So if we say that financial support for the families of “fallen” border patrol agents who “died in the line of duty” is righteous, we must also say that it’s part of the larger militarization of civil society in which law enforcement officers are trained as warriors to hold the line between “civilization” and “barbarism,” as combat troops battling an “enemy,” which is, as Rod said, “the always-suspect Black and brown” person.

But there’s more here. As law enforcement around the country militarized itself—especially in the aftermath of Sept. 11—there has been a coinciding push culturally to elevate police (or in this case, border agents) to the level of the military. The police officer and the soldier are now seen as equally noble. As the soldier dies in combat, so does the cop. In both cases, our culture tends to “honor fallen heroes.”

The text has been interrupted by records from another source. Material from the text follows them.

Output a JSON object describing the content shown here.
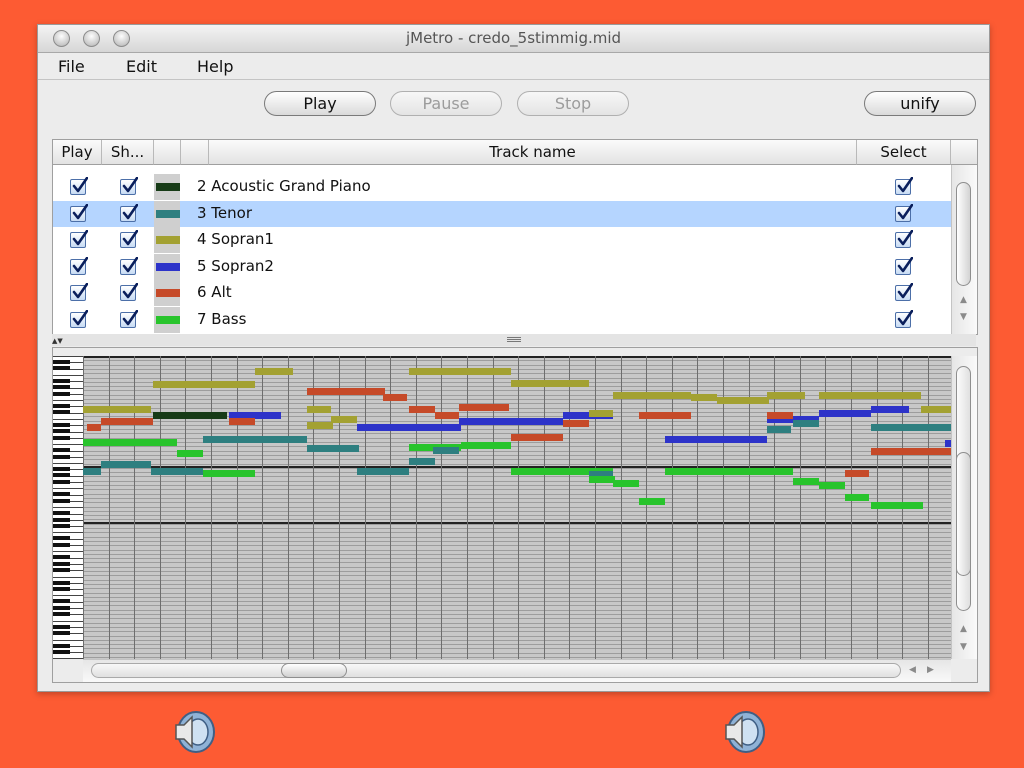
{
  "window": {
    "title": "jMetro - credo_5stimmig.mid"
  },
  "menu": [
    "File",
    "Edit",
    "Help"
  ],
  "toolbar": {
    "play": "Play",
    "pause": "Pause",
    "stop": "Stop",
    "unify": "unify"
  },
  "table": {
    "columns": {
      "play": "Play",
      "show": "Sh...",
      "name": "Track name",
      "select": "Select"
    },
    "rows": [
      {
        "name": "2 Acoustic Grand Piano",
        "color": "#173b17",
        "play": true,
        "show": true,
        "select": true,
        "selected": false
      },
      {
        "name": "3 Tenor",
        "color": "#2e7f80",
        "play": true,
        "show": true,
        "select": true,
        "selected": true
      },
      {
        "name": "4 Sopran1",
        "color": "#a3a132",
        "play": true,
        "show": true,
        "select": true,
        "selected": false
      },
      {
        "name": "5 Sopran2",
        "color": "#2d33c9",
        "play": true,
        "show": true,
        "select": true,
        "selected": false
      },
      {
        "name": "6 Alt",
        "color": "#c64a29",
        "play": true,
        "show": true,
        "select": true,
        "selected": false
      },
      {
        "name": "7 Bass",
        "color": "#28c42c",
        "play": true,
        "show": true,
        "select": true,
        "selected": false
      }
    ]
  },
  "icons": {
    "speaker_left": "speaker-icon",
    "speaker_right": "speaker-icon"
  }
}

That means the means of death is important. After all, the military does not view a service member who died from illness or accident as equal to a service member who died fighting. The former is mourned, recognized, and remembered. But the latter showed valor. His or her honors are categorically different, and should be. The value of this difference is evidenced by people who have been outed as frauds impersonating combat veterans. Their offense is called “stolen valor.”

While the nonprofit’s website page obscures means of death—the ones I looked at use a generic “death occurred in the line of duty”—the group’s Facebook page offers details. Here are some examples.

On November 15, 2016, David Gomez “suffered a heart attack while on bicycle patrol duty near El Paso.” He died in the hospital. On November 3, 2006, David Webb “was involved in a single vehicle accident.” He died from his injuries. On November 2, David R. Delaney “collapsed and died while patrolling on foot.” No other means of death is mentioned. On October 27, 1925, Ross A. Gardner was “operating a government-owned motorcycle” and “ran into the rear of an automobile that was stalled on the roadway.” On October 25, 2002, Catherine M. Hill died after her vehicle rolled off a cliff. On October 23, 1998, Walter S. Panchison died after crashing a Border Patrol plane. On October 20, 1998, Jesus De La Ossa and Thomas J. Williams died in a head-on collision. On October 25, 1968, Ralph L. Anderson died in a firearms mishap. 

The Facebook page goes on and on. Some deaths were dramatic. Charles Gardiner appears to have been ambushed by moonshiners in 1922. But otherwise, these “fallen” agents seemed to have been felled by incompetence, human error, or bad luck. These are not the noble heroes the word “fallen” suggests. To be sure, death any which way is horrible. But the Border Patrol Foundation won’t let the dead rest. Instead, it’s treating honorable public servants as if they were combat veterans and, thus, cheapening actual valor of actual combat veterans.

The Border Patrol Foundation isn’t alone. Much of the rightward drift in American politics over the last 20 years has sought to distort reality for the purpose of beating back advances made democratically. The right wants fewer immigrants, period, no matter how they got here. So they say they’re “illegal.” They say the border is “open” and “under assault.” They say border agents are “battling” to protect “our way of life.” But to achieve their end, they must reduce moral consideration to the level of amoral power. In that sense, the right isn’t just cheapening valor. 

It’s profaning it, too.

John Stoehr is the editor of the Editorial Board. He writes the daily edition open and available to all. Find him @johnastoehr. This essay appeared in a slightly different form on the Editorial Board on November 18, 2021.